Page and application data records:
___

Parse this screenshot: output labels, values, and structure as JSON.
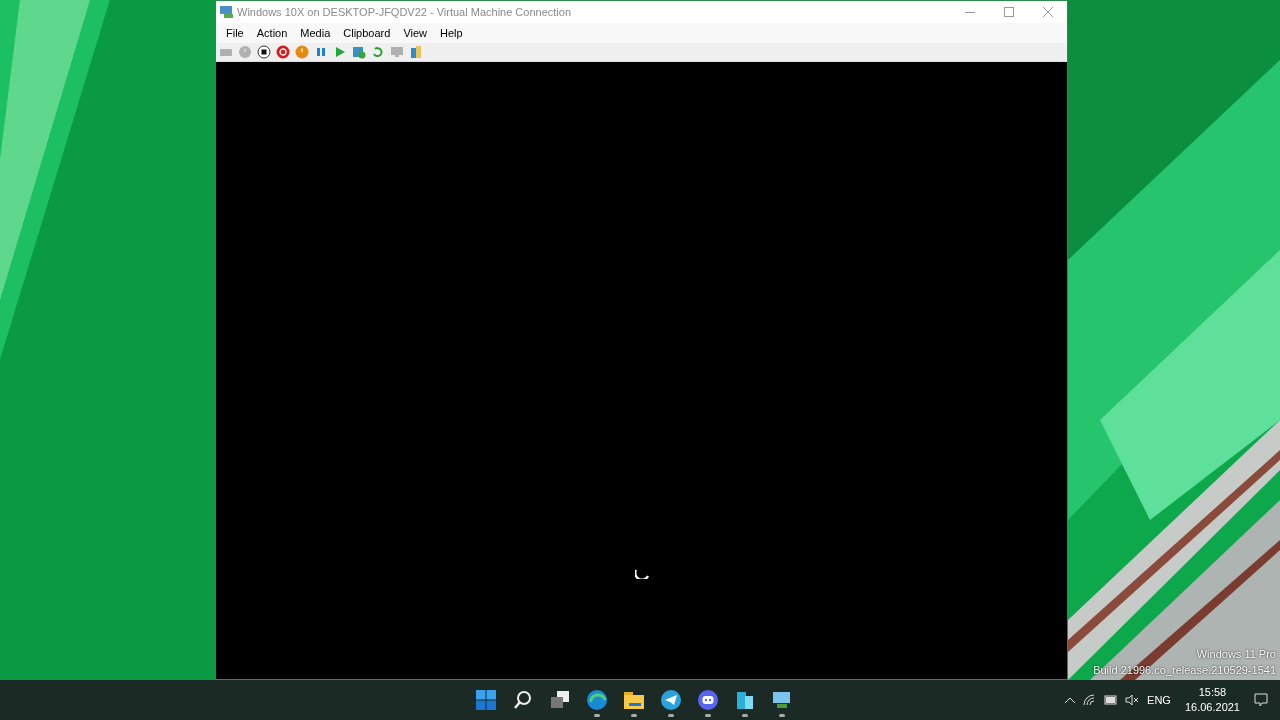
{
  "window": {
    "title": "Windows 10X on DESKTOP-JFQDV22 - Virtual Machine Connection",
    "menu": [
      "File",
      "Action",
      "Media",
      "Clipboard",
      "View",
      "Help"
    ],
    "toolbar": [
      {
        "kind": "ctrlaltdel",
        "disabled": true
      },
      {
        "kind": "start",
        "disabled": true
      },
      {
        "kind": "turnoff",
        "disabled": false
      },
      {
        "kind": "shutdown",
        "disabled": false
      },
      {
        "kind": "save",
        "disabled": false
      },
      {
        "kind": "pause",
        "disabled": false
      },
      {
        "kind": "resume",
        "disabled": false
      },
      {
        "kind": "checkpoint",
        "disabled": false
      },
      {
        "kind": "revert",
        "disabled": false
      },
      {
        "kind": "enhanced",
        "disabled": true
      },
      {
        "kind": "share",
        "disabled": false
      }
    ]
  },
  "watermark": [
    "Windows 11 Pro",
    "Build 21996.co_release.210529-1541"
  ],
  "taskbar": {
    "apps": [
      {
        "kind": "start",
        "running": false
      },
      {
        "kind": "search",
        "running": false
      },
      {
        "kind": "taskview",
        "running": false
      },
      {
        "kind": "browser",
        "running": true
      },
      {
        "kind": "folder",
        "running": true
      },
      {
        "kind": "telegram",
        "running": true
      },
      {
        "kind": "discord",
        "running": true
      },
      {
        "kind": "blocks",
        "running": true
      },
      {
        "kind": "vm",
        "running": true
      }
    ],
    "language": "ENG",
    "time": "15:58",
    "date": "16.06.2021"
  }
}
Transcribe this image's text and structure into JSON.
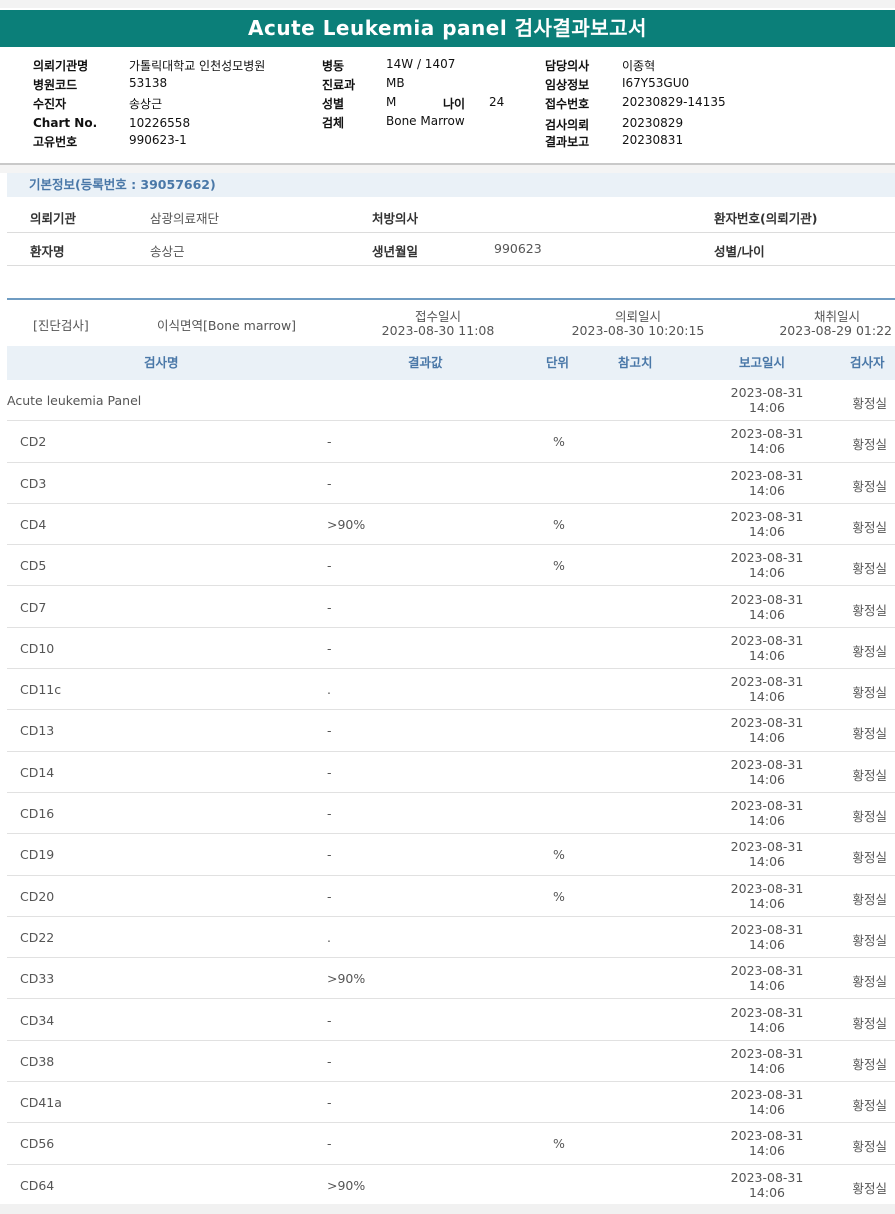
{
  "title": "Acute Leukemia panel 검사결과보고서",
  "header": {
    "col1": [
      {
        "label": "의뢰기관명",
        "value": "가톨릭대학교 인천성모병원"
      },
      {
        "label": "병원코드",
        "value": "53138"
      },
      {
        "label": "수진자",
        "value": "송상근"
      },
      {
        "label": "Chart No.",
        "value": "10226558"
      },
      {
        "label": "고유번호",
        "value": "990623-1"
      }
    ],
    "col2": [
      {
        "label": "병동",
        "value": "14W / 1407"
      },
      {
        "label": "진료과",
        "value": "MB"
      },
      {
        "label": "성별",
        "value": "M"
      },
      {
        "label": "검체",
        "value": "Bone Marrow"
      }
    ],
    "age_label": "나이",
    "age_value": "24",
    "col3": [
      {
        "label": "담당의사",
        "value": "이종혁"
      },
      {
        "label": "임상정보",
        "value": "I67Y53GU0"
      },
      {
        "label": "접수번호",
        "value": "20230829-14135"
      },
      {
        "label": "검사의뢰",
        "value": "20230829"
      },
      {
        "label": "결과보고",
        "value": "20230831"
      }
    ]
  },
  "basic_info": {
    "title": "기본정보(등록번호 : 39057662)",
    "institution_label": "의뢰기관",
    "institution_value": "삼광의료재단",
    "doctor_label": "처방의사",
    "patient_no_label": "환자번호(의뢰기관)",
    "patient_label": "환자명",
    "patient_value": "송상근",
    "birth_label": "생년월일",
    "birth_value": "990623",
    "sex_age_label": "성별/나이"
  },
  "exam_meta": {
    "category": "[진단검사]",
    "department": "이식면역[Bone marrow]",
    "received_label": "접수일시",
    "received_value": "2023-08-30 11:08",
    "requested_label": "의뢰일시",
    "requested_value": "2023-08-30 10:20:15",
    "collected_label": "채취일시",
    "collected_value": "2023-08-29 01:22"
  },
  "table": {
    "headers": {
      "name": "검사명",
      "result": "결과값",
      "unit": "단위",
      "reference": "참고치",
      "report_date": "보고일시",
      "tester": "검사자"
    },
    "rows": [
      {
        "name": "Acute leukemia Panel",
        "result": "",
        "unit": "",
        "date": "2023-08-31",
        "time": "14:06",
        "tester": "황정실",
        "panel": true
      },
      {
        "name": "CD2",
        "result": "-",
        "unit": "%",
        "date": "2023-08-31",
        "time": "14:06",
        "tester": "황정실"
      },
      {
        "name": "CD3",
        "result": "-",
        "unit": "",
        "date": "2023-08-31",
        "time": "14:06",
        "tester": "황정실"
      },
      {
        "name": "CD4",
        "result": ">90%",
        "unit": "%",
        "date": "2023-08-31",
        "time": "14:06",
        "tester": "황정실"
      },
      {
        "name": "CD5",
        "result": "-",
        "unit": "%",
        "date": "2023-08-31",
        "time": "14:06",
        "tester": "황정실"
      },
      {
        "name": "CD7",
        "result": "-",
        "unit": "",
        "date": "2023-08-31",
        "time": "14:06",
        "tester": "황정실"
      },
      {
        "name": "CD10",
        "result": "-",
        "unit": "",
        "date": "2023-08-31",
        "time": "14:06",
        "tester": "황정실"
      },
      {
        "name": "CD11c",
        "result": ".",
        "unit": "",
        "date": "2023-08-31",
        "time": "14:06",
        "tester": "황정실"
      },
      {
        "name": "CD13",
        "result": "-",
        "unit": "",
        "date": "2023-08-31",
        "time": "14:06",
        "tester": "황정실"
      },
      {
        "name": "CD14",
        "result": "-",
        "unit": "",
        "date": "2023-08-31",
        "time": "14:06",
        "tester": "황정실"
      },
      {
        "name": "CD16",
        "result": "-",
        "unit": "",
        "date": "2023-08-31",
        "time": "14:06",
        "tester": "황정실"
      },
      {
        "name": "CD19",
        "result": "-",
        "unit": "%",
        "date": "2023-08-31",
        "time": "14:06",
        "tester": "황정실"
      },
      {
        "name": "CD20",
        "result": "-",
        "unit": "%",
        "date": "2023-08-31",
        "time": "14:06",
        "tester": "황정실"
      },
      {
        "name": "CD22",
        "result": ".",
        "unit": "",
        "date": "2023-08-31",
        "time": "14:06",
        "tester": "황정실"
      },
      {
        "name": "CD33",
        "result": ">90%",
        "unit": "",
        "date": "2023-08-31",
        "time": "14:06",
        "tester": "황정실"
      },
      {
        "name": "CD34",
        "result": "-",
        "unit": "",
        "date": "2023-08-31",
        "time": "14:06",
        "tester": "황정실"
      },
      {
        "name": "CD38",
        "result": "-",
        "unit": "",
        "date": "2023-08-31",
        "time": "14:06",
        "tester": "황정실"
      },
      {
        "name": "CD41a",
        "result": "-",
        "unit": "",
        "date": "2023-08-31",
        "time": "14:06",
        "tester": "황정실"
      },
      {
        "name": "CD56",
        "result": "-",
        "unit": "%",
        "date": "2023-08-31",
        "time": "14:06",
        "tester": "황정실"
      },
      {
        "name": "CD64",
        "result": ">90%",
        "unit": "",
        "date": "2023-08-31",
        "time": "14:06",
        "tester": "황정실"
      }
    ]
  }
}
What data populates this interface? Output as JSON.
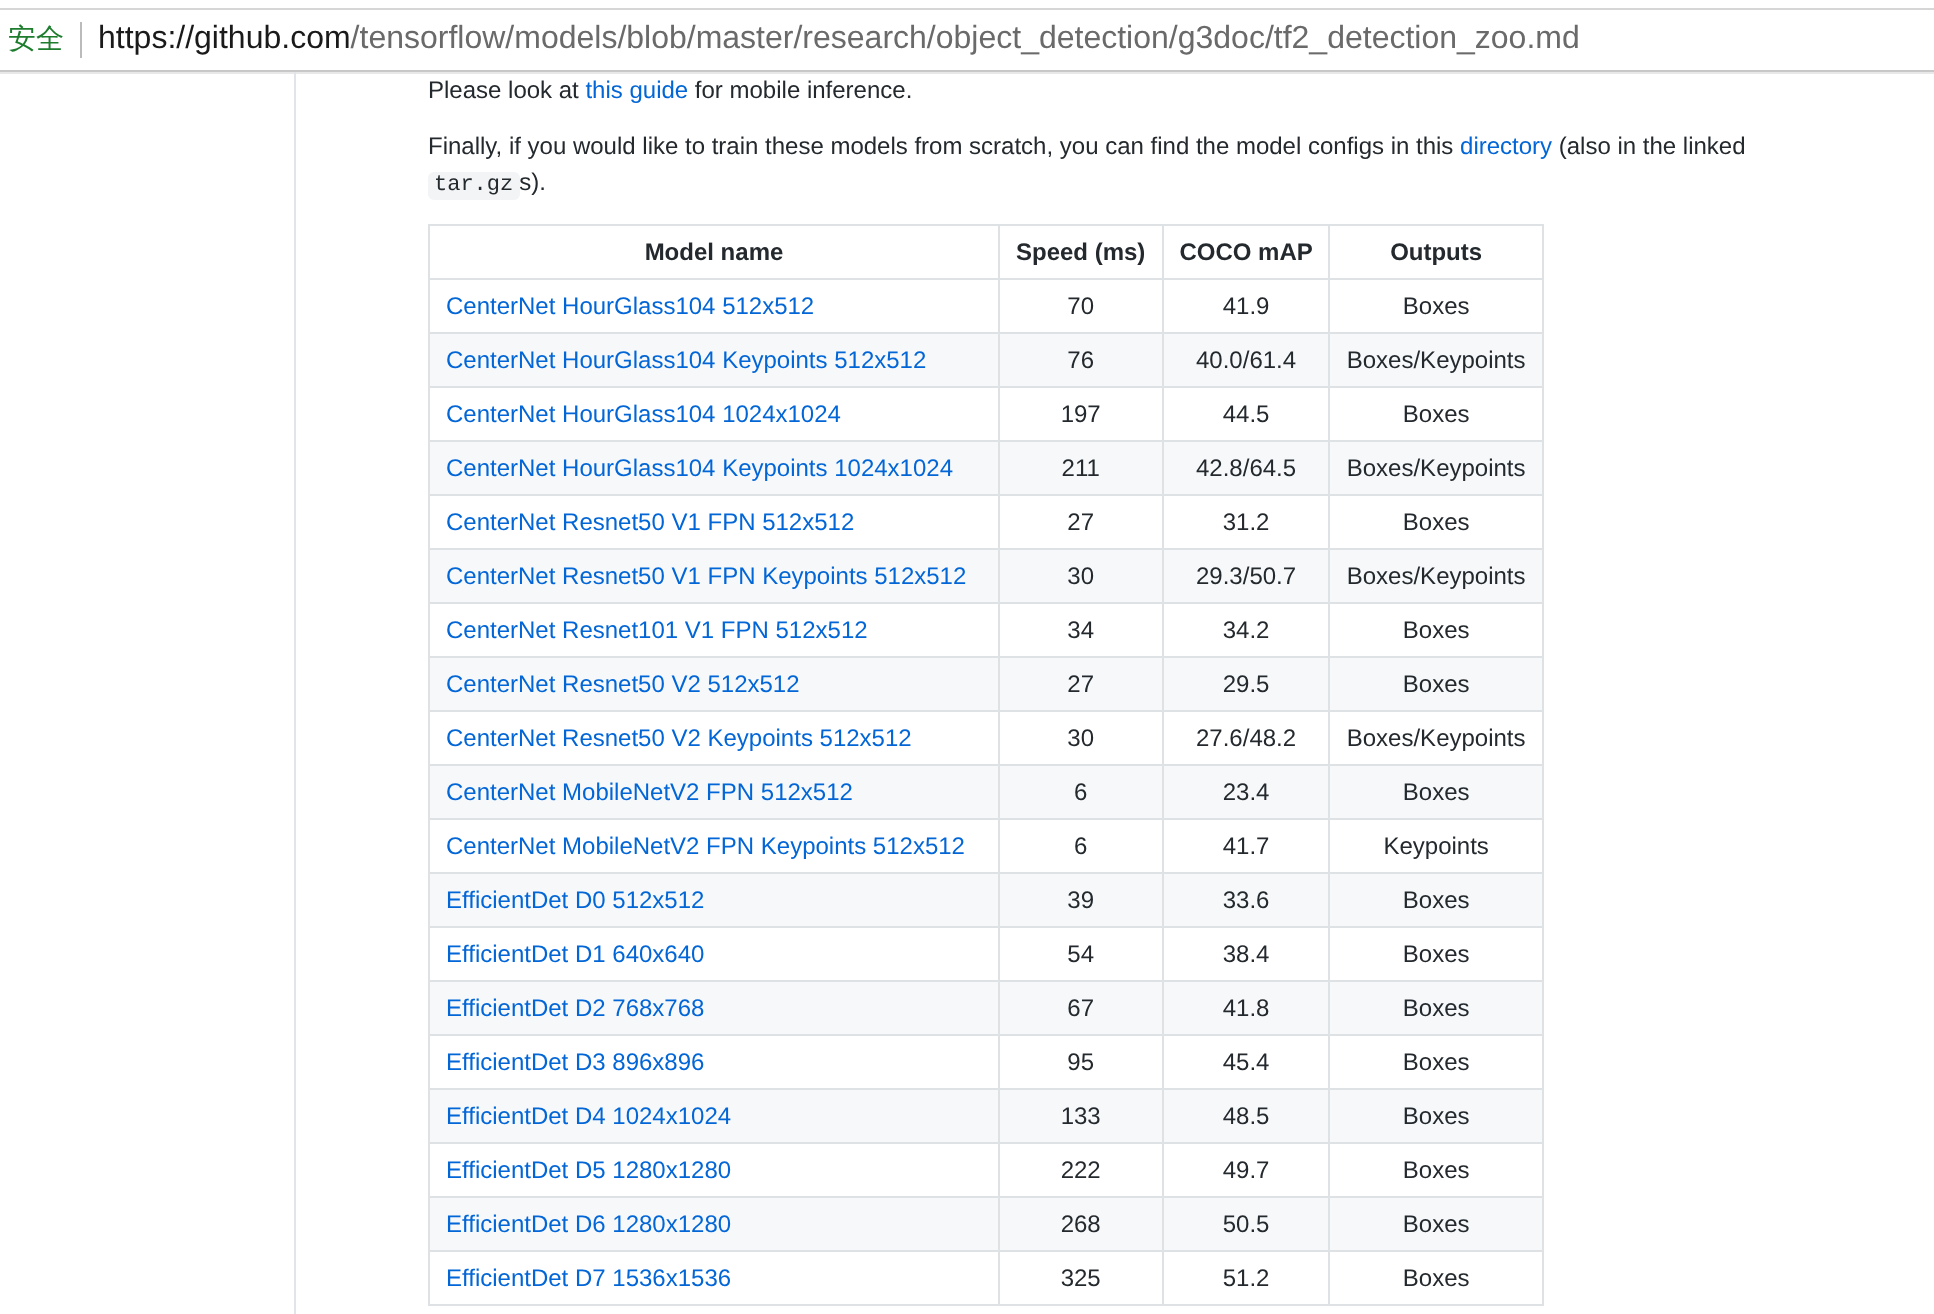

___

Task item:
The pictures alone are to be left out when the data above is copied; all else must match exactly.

Solution:
Parse this screenshot: output labels, values, and structure as JSON.
{
  "window": {
    "title": "Windows 10X on DESKTOP-JFQDV22 - Virtual Machine Connection",
    "menu": [
      "File",
      "Action",
      "Media",
      "Clipboard",
      "View",
      "Help"
    ],
    "toolbar": [
      {
        "kind": "ctrlaltdel",
        "disabled": true
      },
      {
        "kind": "start",
        "disabled": true
      },
      {
        "kind": "turnoff",
        "disabled": false
      },
      {
        "kind": "shutdown",
        "disabled": false
      },
      {
        "kind": "save",
        "disabled": false
      },
      {
        "kind": "pause",
        "disabled": false
      },
      {
        "kind": "resume",
        "disabled": false
      },
      {
        "kind": "checkpoint",
        "disabled": false
      },
      {
        "kind": "revert",
        "disabled": false
      },
      {
        "kind": "enhanced",
        "disabled": true
      },
      {
        "kind": "share",
        "disabled": false
      }
    ]
  },
  "watermark": [
    "Windows 11 Pro",
    "Build 21996.co_release.210529-1541"
  ],
  "taskbar": {
    "apps": [
      {
        "kind": "start",
        "running": false
      },
      {
        "kind": "search",
        "running": false
      },
      {
        "kind": "taskview",
        "running": false
      },
      {
        "kind": "browser",
        "running": true
      },
      {
        "kind": "folder",
        "running": true
      },
      {
        "kind": "telegram",
        "running": true
      },
      {
        "kind": "discord",
        "running": true
      },
      {
        "kind": "blocks",
        "running": true
      },
      {
        "kind": "vm",
        "running": true
      }
    ],
    "language": "ENG",
    "time": "15:58",
    "date": "16.06.2021"
  }
}
Transcribe this image's text and structure into JSON.
{
  "title": "Acute Leukemia panel 검사결과보고서",
  "header": {
    "col1": [
      {
        "label": "의뢰기관명",
        "value": "가톨릭대학교 인천성모병원"
      },
      {
        "label": "병원코드",
        "value": "53138"
      },
      {
        "label": "수진자",
        "value": "송상근"
      },
      {
        "label": "Chart No.",
        "value": "10226558"
      },
      {
        "label": "고유번호",
        "value": "990623-1"
      }
    ],
    "col2": [
      {
        "label": "병동",
        "value": "14W / 1407"
      },
      {
        "label": "진료과",
        "value": "MB"
      },
      {
        "label": "성별",
        "value": "M"
      },
      {
        "label": "검체",
        "value": "Bone Marrow"
      }
    ],
    "age_label": "나이",
    "age_value": "24",
    "col3": [
      {
        "label": "담당의사",
        "value": "이종혁"
      },
      {
        "label": "임상정보",
        "value": "I67Y53GU0"
      },
      {
        "label": "접수번호",
        "value": "20230829-14135"
      },
      {
        "label": "검사의뢰",
        "value": "20230829"
      },
      {
        "label": "결과보고",
        "value": "20230831"
      }
    ]
  },
  "basic_info": {
    "title": "기본정보(등록번호 : 39057662)",
    "institution_label": "의뢰기관",
    "institution_value": "삼광의료재단",
    "doctor_label": "처방의사",
    "patient_no_label": "환자번호(의뢰기관)",
    "patient_label": "환자명",
    "patient_value": "송상근",
    "birth_label": "생년월일",
    "birth_value": "990623",
    "sex_age_label": "성별/나이"
  },
  "exam_meta": {
    "category": "[진단검사]",
    "department": "이식면역[Bone marrow]",
    "received_label": "접수일시",
    "received_value": "2023-08-30 11:08",
    "requested_label": "의뢰일시",
    "requested_value": "2023-08-30 10:20:15",
    "collected_label": "채취일시",
    "collected_value": "2023-08-29 01:22"
  },
  "table": {
    "headers": {
      "name": "검사명",
      "result": "결과값",
      "unit": "단위",
      "reference": "참고치",
      "report_date": "보고일시",
      "tester": "검사자"
    },
    "rows": [
      {
        "name": "Acute leukemia Panel",
        "result": "",
        "unit": "",
        "date": "2023-08-31",
        "time": "14:06",
        "tester": "황정실",
        "panel": true
      },
      {
        "name": "CD2",
        "result": "-",
        "unit": "%",
        "date": "2023-08-31",
        "time": "14:06",
        "tester": "황정실"
      },
      {
        "name": "CD3",
        "result": "-",
        "unit": "",
        "date": "2023-08-31",
        "time": "14:06",
        "tester": "황정실"
      },
      {
        "name": "CD4",
        "result": ">90%",
        "unit": "%",
        "date": "2023-08-31",
        "time": "14:06",
        "tester": "황정실"
      },
      {
        "name": "CD5",
        "result": "-",
        "unit": "%",
        "date": "2023-08-31",
        "time": "14:06",
        "tester": "황정실"
      },
      {
        "name": "CD7",
        "result": "-",
        "unit": "",
        "date": "2023-08-31",
        "time": "14:06",
        "tester": "황정실"
      },
      {
        "name": "CD10",
        "result": "-",
        "unit": "",
        "date": "2023-08-31",
        "time": "14:06",
        "tester": "황정실"
      },
      {
        "name": "CD11c",
        "result": ".",
        "unit": "",
        "date": "2023-08-31",
        "time": "14:06",
        "tester": "황정실"
      },
      {
        "name": "CD13",
        "result": "-",
        "unit": "",
        "date": "2023-08-31",
        "time": "14:06",
        "tester": "황정실"
      },
      {
        "name": "CD14",
        "result": "-",
        "unit": "",
        "date": "2023-08-31",
        "time": "14:06",
        "tester": "황정실"
      },
      {
        "name": "CD16",
        "result": "-",
        "unit": "",
        "date": "2023-08-31",
        "time": "14:06",
        "tester": "황정실"
      },
      {
        "name": "CD19",
        "result": "-",
        "unit": "%",
        "date": "2023-08-31",
        "time": "14:06",
        "tester": "황정실"
      },
      {
        "name": "CD20",
        "result": "-",
        "unit": "%",
        "date": "2023-08-31",
        "time": "14:06",
        "tester": "황정실"
      },
      {
        "name": "CD22",
        "result": ".",
        "unit": "",
        "date": "2023-08-31",
        "time": "14:06",
        "tester": "황정실"
      },
      {
        "name": "CD33",
        "result": ">90%",
        "unit": "",
        "date": "2023-08-31",
        "time": "14:06",
        "tester": "황정실"
      },
      {
        "name": "CD34",
        "result": "-",
        "unit": "",
        "date": "2023-08-31",
        "time": "14:06",
        "tester": "황정실"
      },
      {
        "name": "CD38",
        "result": "-",
        "unit": "",
        "date": "2023-08-31",
        "time": "14:06",
        "tester": "황정실"
      },
      {
        "name": "CD41a",
        "result": "-",
        "unit": "",
        "date": "2023-08-31",
        "time": "14:06",
        "tester": "황정실"
      },
      {
        "name": "CD56",
        "result": "-",
        "unit": "%",
        "date": "2023-08-31",
        "time": "14:06",
        "tester": "황정실"
      },
      {
        "name": "CD64",
        "result": ">90%",
        "unit": "",
        "date": "2023-08-31",
        "time": "14:06",
        "tester": "황정실"
      }
    ]
  }
}
What data populates this interface? Output as JSON.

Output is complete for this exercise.